Yan was quiet all the time. Inda wasn’t—except when it came to his life before the Pim Ryala.


As the days stretched on, people got restless.

Three times Norsh tried to go after Tau. The first time, Leugre stopped him—and got a punch in the stomach for his pains, but then Leugre coldcocked Norsh when his back was turned, and the result was, everybody got a couple days of relative quiet.

The second time, it was night, and everyone had settled down to sleep. Some, like Zimd, slept already.

Norsh crept up behind Tau, who was pulling off his shirt, and tackled him. They rolled over the ground, messing up the floor-sleepers’ bunks, until they fetched up against Inda, who snapped a kick into the side of Norsh’s knee, eliciting a howl of pain.

Norsh fell off Tau and got to hands and knees. “I’ll kill you,” he snarled at Inda.

Inda didn’t answer. Just stood there, waiting.

Leugre snarled, “They’ll all yap when Kodl comes. Or do you want the guards hearing, and banging in here?”

Norsh flung himself away.

The next morning, Jeje woke up to soft, rhythmic breathing and the quiet rustle of cloth. In the dim light through the high, dirty windows. Inda was alone at the far end, moving through stretching exercises.

Tau and Yan promptly joined him. Zimd followed, laughing like it was a joke. Then Dasta, and some others. Jeje thought, why not? Especially when the jumping around turned into some fast tag games, and tumbling.

They kept it up until mealtime, and Jeje noticed she felt better than she had since they were locked up. Being still was making them crazy.

After that, it became a regular thing.

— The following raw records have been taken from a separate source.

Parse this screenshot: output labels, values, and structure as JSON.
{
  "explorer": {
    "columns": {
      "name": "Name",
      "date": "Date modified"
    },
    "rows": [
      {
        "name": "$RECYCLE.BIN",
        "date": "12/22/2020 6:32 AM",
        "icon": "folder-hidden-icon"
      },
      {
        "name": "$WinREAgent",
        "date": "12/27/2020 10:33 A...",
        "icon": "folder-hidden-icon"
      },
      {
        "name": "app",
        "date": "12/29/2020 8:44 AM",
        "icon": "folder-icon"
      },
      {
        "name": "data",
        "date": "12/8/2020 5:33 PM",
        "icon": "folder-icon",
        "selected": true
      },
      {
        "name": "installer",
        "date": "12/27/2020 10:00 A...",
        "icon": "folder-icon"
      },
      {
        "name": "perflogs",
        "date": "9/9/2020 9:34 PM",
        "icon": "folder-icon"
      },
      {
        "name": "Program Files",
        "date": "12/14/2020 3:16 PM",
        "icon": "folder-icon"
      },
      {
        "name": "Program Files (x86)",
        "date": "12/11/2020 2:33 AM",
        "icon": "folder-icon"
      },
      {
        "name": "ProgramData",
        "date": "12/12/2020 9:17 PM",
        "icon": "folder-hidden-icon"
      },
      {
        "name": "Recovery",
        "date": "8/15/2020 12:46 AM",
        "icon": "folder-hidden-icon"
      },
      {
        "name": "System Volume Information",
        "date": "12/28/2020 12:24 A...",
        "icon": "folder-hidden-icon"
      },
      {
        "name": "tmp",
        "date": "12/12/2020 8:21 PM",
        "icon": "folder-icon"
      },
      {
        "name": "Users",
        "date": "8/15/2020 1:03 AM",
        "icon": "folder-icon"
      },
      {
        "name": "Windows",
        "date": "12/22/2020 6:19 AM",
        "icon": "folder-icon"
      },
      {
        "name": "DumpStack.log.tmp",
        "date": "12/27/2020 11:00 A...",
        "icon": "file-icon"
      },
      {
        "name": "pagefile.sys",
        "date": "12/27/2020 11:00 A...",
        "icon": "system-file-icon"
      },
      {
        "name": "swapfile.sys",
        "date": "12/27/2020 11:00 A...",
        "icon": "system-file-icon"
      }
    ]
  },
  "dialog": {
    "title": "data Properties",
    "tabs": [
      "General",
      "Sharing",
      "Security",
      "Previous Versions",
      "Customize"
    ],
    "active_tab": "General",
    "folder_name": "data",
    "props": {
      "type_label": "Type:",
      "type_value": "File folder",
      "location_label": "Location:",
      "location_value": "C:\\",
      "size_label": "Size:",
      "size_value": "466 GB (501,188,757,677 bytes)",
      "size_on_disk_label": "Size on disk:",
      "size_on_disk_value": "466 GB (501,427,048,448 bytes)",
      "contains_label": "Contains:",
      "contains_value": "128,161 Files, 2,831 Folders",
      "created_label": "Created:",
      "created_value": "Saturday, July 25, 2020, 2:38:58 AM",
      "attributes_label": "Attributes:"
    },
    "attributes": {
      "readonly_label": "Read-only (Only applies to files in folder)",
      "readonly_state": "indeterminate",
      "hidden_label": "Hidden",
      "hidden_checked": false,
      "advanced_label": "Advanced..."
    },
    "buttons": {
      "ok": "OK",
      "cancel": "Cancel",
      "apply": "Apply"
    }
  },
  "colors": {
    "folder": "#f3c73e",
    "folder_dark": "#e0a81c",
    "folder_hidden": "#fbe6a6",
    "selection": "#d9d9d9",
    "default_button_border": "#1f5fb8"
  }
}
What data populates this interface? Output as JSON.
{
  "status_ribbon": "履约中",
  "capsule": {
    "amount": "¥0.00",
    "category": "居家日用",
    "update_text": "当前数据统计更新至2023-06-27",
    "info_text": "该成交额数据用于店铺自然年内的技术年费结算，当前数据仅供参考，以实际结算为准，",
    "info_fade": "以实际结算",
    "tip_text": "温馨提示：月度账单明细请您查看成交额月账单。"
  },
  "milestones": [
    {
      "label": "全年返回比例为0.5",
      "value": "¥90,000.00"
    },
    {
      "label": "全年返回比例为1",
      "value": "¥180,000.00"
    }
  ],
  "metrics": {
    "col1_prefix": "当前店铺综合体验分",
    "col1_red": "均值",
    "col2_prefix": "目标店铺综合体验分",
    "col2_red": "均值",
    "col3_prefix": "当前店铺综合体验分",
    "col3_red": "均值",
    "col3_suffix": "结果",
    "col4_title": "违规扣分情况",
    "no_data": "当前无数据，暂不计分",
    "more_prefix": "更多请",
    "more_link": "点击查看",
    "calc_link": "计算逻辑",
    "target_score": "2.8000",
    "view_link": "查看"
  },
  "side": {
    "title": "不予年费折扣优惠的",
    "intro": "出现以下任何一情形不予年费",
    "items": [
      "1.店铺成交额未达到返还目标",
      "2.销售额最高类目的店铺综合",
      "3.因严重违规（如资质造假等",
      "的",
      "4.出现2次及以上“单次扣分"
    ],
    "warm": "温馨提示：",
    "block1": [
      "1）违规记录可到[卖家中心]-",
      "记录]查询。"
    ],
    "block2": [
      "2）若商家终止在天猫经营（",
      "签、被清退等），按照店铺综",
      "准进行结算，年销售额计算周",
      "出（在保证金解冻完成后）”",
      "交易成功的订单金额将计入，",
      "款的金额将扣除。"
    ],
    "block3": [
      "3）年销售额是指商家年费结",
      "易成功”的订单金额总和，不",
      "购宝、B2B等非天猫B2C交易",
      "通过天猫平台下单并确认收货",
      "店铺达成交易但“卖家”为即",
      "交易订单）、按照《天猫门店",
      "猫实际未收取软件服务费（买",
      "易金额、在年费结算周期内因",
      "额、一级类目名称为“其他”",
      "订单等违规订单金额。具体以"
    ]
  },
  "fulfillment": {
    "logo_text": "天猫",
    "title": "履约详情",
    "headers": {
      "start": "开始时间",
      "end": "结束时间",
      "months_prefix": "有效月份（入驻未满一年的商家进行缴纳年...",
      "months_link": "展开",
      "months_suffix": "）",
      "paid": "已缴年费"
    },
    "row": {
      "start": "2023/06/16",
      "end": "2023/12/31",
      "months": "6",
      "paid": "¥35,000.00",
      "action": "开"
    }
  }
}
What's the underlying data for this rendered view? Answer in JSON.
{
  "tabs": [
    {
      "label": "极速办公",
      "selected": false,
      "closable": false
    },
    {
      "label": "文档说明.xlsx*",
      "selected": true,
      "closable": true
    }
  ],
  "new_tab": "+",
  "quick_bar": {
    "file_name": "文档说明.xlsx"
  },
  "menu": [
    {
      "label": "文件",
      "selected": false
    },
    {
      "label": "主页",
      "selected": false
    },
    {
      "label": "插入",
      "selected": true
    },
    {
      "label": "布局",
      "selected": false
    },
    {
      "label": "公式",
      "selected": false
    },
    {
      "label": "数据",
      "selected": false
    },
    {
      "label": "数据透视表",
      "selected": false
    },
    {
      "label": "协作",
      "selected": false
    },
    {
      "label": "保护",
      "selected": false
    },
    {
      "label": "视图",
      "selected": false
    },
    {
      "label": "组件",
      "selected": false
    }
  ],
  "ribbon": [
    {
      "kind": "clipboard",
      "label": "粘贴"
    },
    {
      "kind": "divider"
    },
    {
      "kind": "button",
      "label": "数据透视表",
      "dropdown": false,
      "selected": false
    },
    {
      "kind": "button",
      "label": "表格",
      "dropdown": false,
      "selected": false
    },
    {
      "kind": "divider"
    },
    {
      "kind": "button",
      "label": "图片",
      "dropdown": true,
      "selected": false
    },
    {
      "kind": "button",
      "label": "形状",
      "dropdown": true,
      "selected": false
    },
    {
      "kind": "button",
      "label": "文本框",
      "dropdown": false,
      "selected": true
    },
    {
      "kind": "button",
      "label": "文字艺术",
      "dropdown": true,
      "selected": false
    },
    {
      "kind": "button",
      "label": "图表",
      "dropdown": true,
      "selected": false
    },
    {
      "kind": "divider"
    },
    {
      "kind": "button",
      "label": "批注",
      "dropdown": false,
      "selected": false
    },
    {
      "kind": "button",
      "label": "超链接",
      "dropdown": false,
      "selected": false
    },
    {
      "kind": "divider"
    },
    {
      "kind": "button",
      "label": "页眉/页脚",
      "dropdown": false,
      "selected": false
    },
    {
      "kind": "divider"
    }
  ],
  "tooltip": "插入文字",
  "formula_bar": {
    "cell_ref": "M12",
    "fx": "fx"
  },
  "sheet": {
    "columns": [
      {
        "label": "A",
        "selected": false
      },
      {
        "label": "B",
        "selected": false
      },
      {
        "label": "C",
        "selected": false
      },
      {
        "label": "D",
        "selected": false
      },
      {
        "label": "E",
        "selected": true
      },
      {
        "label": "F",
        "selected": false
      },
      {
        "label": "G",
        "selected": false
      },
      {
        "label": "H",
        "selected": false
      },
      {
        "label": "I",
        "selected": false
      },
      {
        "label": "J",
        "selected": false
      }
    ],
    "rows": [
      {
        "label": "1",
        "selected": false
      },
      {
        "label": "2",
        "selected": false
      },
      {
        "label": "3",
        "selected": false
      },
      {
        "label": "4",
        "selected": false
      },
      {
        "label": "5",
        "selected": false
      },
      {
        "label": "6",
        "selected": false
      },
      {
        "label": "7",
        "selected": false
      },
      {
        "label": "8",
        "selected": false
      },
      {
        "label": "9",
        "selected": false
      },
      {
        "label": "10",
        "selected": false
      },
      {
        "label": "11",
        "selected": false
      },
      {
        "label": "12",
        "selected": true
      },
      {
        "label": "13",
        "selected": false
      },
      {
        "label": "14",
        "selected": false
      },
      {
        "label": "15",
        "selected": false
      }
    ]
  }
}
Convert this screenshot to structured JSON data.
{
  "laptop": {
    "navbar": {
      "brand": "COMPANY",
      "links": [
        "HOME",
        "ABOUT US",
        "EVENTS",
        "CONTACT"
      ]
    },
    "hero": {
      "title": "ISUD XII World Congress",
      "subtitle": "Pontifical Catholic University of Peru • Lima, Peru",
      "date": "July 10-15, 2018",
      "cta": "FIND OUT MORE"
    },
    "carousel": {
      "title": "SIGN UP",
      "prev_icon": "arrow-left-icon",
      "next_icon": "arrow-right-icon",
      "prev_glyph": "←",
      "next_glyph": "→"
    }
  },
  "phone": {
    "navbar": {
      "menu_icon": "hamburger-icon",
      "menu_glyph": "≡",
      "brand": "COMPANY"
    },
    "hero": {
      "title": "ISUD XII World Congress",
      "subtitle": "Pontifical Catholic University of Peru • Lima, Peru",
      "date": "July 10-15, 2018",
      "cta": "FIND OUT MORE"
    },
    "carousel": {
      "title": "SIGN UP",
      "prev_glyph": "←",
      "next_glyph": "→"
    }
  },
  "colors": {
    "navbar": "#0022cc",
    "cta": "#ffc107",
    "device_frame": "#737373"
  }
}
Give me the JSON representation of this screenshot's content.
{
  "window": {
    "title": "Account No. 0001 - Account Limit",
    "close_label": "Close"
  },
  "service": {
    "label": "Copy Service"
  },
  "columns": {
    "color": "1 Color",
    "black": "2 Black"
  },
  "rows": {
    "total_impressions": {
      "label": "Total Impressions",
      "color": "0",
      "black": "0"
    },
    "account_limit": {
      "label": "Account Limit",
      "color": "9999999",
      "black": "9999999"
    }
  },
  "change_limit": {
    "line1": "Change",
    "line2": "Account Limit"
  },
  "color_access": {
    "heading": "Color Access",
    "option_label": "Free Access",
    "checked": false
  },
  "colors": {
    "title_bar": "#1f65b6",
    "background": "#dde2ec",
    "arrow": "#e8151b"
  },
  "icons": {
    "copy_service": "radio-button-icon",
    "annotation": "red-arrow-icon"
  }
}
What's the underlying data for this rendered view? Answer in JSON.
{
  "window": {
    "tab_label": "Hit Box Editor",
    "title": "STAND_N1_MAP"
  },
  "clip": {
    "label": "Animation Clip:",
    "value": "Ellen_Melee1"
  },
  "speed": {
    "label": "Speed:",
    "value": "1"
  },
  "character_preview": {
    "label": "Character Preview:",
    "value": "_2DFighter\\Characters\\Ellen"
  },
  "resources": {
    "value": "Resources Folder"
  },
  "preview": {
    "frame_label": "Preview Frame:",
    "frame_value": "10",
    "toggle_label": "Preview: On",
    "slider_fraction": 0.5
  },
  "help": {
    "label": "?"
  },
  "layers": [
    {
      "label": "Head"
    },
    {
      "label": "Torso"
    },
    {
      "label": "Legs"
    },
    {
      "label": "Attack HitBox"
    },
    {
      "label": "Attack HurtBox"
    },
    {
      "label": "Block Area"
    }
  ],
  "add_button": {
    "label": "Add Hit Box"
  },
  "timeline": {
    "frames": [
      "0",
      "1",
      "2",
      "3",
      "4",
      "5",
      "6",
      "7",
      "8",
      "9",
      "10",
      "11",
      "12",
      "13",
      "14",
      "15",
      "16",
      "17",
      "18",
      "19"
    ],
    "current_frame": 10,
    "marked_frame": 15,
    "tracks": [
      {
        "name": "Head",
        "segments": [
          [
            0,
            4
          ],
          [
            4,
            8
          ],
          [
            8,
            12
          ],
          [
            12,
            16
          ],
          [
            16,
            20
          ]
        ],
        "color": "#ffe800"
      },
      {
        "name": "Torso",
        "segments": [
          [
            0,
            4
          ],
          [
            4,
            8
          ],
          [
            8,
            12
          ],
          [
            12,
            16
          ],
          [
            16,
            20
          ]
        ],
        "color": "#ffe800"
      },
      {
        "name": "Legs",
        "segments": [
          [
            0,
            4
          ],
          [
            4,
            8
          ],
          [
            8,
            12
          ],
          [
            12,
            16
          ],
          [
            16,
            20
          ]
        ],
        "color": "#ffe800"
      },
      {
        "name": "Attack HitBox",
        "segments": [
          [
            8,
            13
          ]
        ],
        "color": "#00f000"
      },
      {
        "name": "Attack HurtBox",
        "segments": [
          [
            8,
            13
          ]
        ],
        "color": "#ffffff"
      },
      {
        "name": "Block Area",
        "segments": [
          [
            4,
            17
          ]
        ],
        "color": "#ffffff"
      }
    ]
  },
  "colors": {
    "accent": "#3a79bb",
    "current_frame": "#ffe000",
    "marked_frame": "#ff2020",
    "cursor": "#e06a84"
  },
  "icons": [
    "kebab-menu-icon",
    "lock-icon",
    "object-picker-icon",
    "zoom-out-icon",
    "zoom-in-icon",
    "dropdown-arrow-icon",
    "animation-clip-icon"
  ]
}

Faura joined, usually standing next to Tau. Testhy did as well, and Fassun.

Everyone joined but Leugre and his followers, including Norsh.

A week or so passed, and gradually the running around turned into exercises, until the day that Leugre, bored and disgusted with everyone thumping and sweating through those pointless exercises, noticed Testhy half-hidden by some old, broken barrels, busily scrawling away on a slate.

Leugre flicked a look at Norsh, who lunged at Testhy and threw him up against a wall. “Whatcha got there?”

“Nothing,” Testhy yelped.

“Nothing? Nothing?” Norsh mimicked.

There was Inda, reminding Jeje of a pug dog her aunt had had. It was the smallest dog of the pack in Lindeth, but it didn’t know it was the smallest. Inda asserted himself the same way the pug did, only he wasn’t doing it over scraps or a wooden toy.

Tau appeared at Inda’s shoulder, silent, waiting, and Norsh dropped the slate deliberately. The ground was too dirty for it to break. He cursed them all, and said, “I’m bored.”

Inda picked up the slate and handed it to Testhy, who said in a low voice, “Kodl got it for me so I could practice my multiples. I won’t be able to pass my purser’s mate’s test in the guild until I can do multiples in my head. But I only do it afternoons, when everyone’s doing cards.” He scowled at Norsh. “Since they won’t let me play anymore.”

Inda whispered something to Testhy, who shrugged. “Sure. I don’t mind.”

Then Inda said, not looking at anybody, “Testhy says we could share the slate, if anyone wants to practice their letters.”

It was the way Inda didn’t look at anybody that warmed Jeje inside. She’d never thought of herself as ignorant until Fassun had said contemptuously one day, not long after her hire, “You really can’t read?”

Tau took the slate and began drawing Sartoran letters, which got Faura interested—and within a day or so, they were passing the slate from hand to hand, or else practicing letters by finger drawing in the dust. Jeje was not the only one who had not learnt her letters. Dasta, child of beekeepers, was also learning.

After that, the days didn’t pass any faster, but somehow the time was less boring because they had set watches, with things to do in each: the stretches and tumbling, then the lessons in reading and numbers and Sartoran. Especially when the day came when Inda got Tau to dictate sentences from some plays he happened to have learned, and they began writing them in the dust, seeing who could make their letters fastest.

Until then, Jeje had never wanted siblings. She’d even congratulated herself on not having any when she overheard certain of her cousins squabbling shrilly on the old fisher. But as the weather began to change, one morning she woke up between Inda and Yan, and thought, It’s like I got some brothers.

She smiled.